Skip Navigation

Welcome to Bedford Borough Council

Home > Community Histories > Stanford > Stanford Farm

Stanford Farm

Stanford Farmhouse March 2008
Stanford Farmhouse March 2008

It is difficult to give much of the early history of Stanford Farm due to a lack of records held by Bedfordshire & Luton Archives & Records Service and lack of names in the early documentation. It seems likely that the farm was one of two farms in Stanford, both occupied by Thomas Taylor, listed in a family settlement of 2nd Baron Ongley of Old Warden in 1792 [SL1/2-3] - he was owner of both Stanford Manor and Stanfordbury Manor.
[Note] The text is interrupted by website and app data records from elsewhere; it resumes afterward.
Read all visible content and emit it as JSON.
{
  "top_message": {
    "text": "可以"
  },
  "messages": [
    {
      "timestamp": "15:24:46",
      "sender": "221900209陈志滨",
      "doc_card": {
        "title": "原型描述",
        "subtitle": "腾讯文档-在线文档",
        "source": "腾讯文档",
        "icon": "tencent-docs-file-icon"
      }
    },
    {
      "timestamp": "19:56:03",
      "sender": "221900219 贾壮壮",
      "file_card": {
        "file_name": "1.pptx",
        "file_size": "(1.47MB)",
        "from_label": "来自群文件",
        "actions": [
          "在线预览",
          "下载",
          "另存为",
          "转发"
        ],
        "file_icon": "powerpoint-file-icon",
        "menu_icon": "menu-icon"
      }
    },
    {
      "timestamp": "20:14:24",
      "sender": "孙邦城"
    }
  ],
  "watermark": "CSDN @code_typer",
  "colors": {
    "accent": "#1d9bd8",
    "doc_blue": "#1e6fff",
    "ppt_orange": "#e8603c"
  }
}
In 1800 he entered into a series of exchanges of land with Samuel Whitbread and two of these involved farms in Stanford, one in occupation of Nathanial Simkins [SL1/13] the other in occupation of John Humberstone [SL1/14].

In 1927 Stanford was valued under the Rating Valuation Act 1925; every piece of land and building in the country was assessed to determine the rates to be paid on it. The valuer visiting Stanford Farm [DV1/C124/140] found that it was then owned by the Biggleswade & District Smallholders' Society and tenanted by G.Lockey.

The farmhouse is a detached brick and tile building and stands on 0.772 of an acre. The valuer noted that it comprised three living rooms, a kitchen, a scullery, a pantry, a dairy and a cellar with four bedrooms ("large"), two dressing rooms and a bath room ("cold only") above; an earth closet lay outside. The valuer commented: "Farmhouse red brick double fronted, nice".

The homestead was in the various occupations of S.B.King, W.E.Faulkner, A.Cooper, A.Dilley, C.Dilley, F.Dilley, S.Lockey, E.Rawlins, A.A.Roberts and F.H.Hatton. The buildings comprised a south block, by the farmhouse, of a brick and tile harness room, garage, four piggeries, mixing house, five loose boxes and stabling for five horses; the centre yard contained a three stall stable, an eight stall stable, a three bay open shed, a five bay open shed, a barn and granary, stabling for nine horses and a loose box; the rickyard contained a seven bay open shed and a large brick and slate barn with a loft over; the north rickyard contained a wood and tile open barn, a hen house and stores and a wood and corrugated iron ten bay open cart shed.